Of the latter we have a mighty version of Paul Simon’s ‘The Boxer’ that not only has Mumford & Sons lend vocal support but with nice touches on banjo to go with a solid rhythm and of course dobro but the great man (Simon) also lend support. For company in the vocal department, bluesman Keb Mo’ offers the funky, soulful ‘High Blood Pressure’ (c/w female harmonies) while Marc Cohn eases through the soul-bearing, peaceful and conversational as an early summer’s morning ‘Right On Time’. A reflective piece it isn’t out of place alongside others of the nature. As in Alison Krauss’ tender singing of ‘Frozen Fields’ which also sees Krauss’ band Union Station (of which JD has been an honourable member since 1998) plus, you have Eric Clapton add some muscle to the r&b classic ‘Something You Got’ and Jerry make his recording debut singing lead on a workingman-like ‘On A Monday’ (Leadbelly). The Clapton effort awash in fine lead electric guitar, piano and brass is a stirring affair; a humdinger. As are Douglas’ new set of instrumentals!

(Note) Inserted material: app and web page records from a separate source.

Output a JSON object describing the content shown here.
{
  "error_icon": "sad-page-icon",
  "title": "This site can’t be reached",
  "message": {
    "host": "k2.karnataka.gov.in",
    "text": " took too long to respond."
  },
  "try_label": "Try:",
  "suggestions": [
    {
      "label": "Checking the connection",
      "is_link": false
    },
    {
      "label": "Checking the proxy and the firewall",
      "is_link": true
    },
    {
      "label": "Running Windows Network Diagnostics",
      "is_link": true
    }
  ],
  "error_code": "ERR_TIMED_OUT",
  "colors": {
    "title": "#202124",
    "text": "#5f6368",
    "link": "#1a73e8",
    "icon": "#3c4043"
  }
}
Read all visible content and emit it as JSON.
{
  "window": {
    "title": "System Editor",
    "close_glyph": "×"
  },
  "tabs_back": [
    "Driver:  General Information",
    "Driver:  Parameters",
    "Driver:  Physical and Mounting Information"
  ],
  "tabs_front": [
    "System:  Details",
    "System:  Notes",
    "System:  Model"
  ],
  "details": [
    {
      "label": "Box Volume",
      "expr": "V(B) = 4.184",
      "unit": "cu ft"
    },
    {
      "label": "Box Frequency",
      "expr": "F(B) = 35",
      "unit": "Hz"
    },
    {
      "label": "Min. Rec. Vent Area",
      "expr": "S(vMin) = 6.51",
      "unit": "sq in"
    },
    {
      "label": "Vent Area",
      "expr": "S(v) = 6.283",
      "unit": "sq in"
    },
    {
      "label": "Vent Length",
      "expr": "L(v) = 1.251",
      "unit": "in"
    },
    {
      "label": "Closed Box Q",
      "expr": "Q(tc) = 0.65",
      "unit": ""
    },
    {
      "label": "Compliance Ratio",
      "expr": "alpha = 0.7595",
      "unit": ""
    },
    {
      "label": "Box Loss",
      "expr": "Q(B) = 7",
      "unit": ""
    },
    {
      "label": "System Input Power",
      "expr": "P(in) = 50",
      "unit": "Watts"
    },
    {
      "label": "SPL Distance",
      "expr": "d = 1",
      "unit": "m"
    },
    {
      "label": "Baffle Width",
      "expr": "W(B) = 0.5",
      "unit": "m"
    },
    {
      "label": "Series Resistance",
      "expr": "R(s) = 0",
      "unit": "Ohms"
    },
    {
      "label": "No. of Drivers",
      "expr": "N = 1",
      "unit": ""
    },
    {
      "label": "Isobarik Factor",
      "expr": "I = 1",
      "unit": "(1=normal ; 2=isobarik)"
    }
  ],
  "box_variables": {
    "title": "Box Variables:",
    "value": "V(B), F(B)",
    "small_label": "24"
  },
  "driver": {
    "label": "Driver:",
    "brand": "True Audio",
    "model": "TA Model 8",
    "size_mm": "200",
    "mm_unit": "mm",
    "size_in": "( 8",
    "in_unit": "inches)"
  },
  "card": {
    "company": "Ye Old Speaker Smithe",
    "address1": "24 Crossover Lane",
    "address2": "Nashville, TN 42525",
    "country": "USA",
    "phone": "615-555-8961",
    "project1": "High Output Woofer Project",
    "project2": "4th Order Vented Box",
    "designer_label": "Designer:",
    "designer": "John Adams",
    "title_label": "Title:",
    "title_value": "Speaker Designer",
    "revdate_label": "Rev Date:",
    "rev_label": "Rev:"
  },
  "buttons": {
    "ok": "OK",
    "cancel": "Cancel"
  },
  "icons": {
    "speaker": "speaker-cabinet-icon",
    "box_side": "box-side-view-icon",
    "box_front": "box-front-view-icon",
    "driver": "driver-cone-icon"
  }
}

Of which ‘So Here We Are’ contains a fusion of electric guitar, and a pounding soul based rhythm enough to set your heart jumping as Douglas spreads the net. While of a more familiar feel the album offers a bluegrass fired ‘Duke And Cookie’ and ‘Gone To Fortingall’ which simultaneously weaves in some roving aspects too. When it comes to beauty and lazy melodious rolls on the Dobro Douglas offers a lesson of master craft dimensions when he performs, solo instrumental versions of Simon’s ‘Americana Tune / Chick Corea’s ‘Spain’ that has him ignite the torch somewhat. As he also does on the ‘flash of fire’ playing on the fiddle, mandolin, banjo fired ‘King Silkie’ played in style that takes one back to his earlier days to when, he was with J.D Crowe's New South (such his thirst to play). Now that is a while ago! Maurice Hope
Add a Comment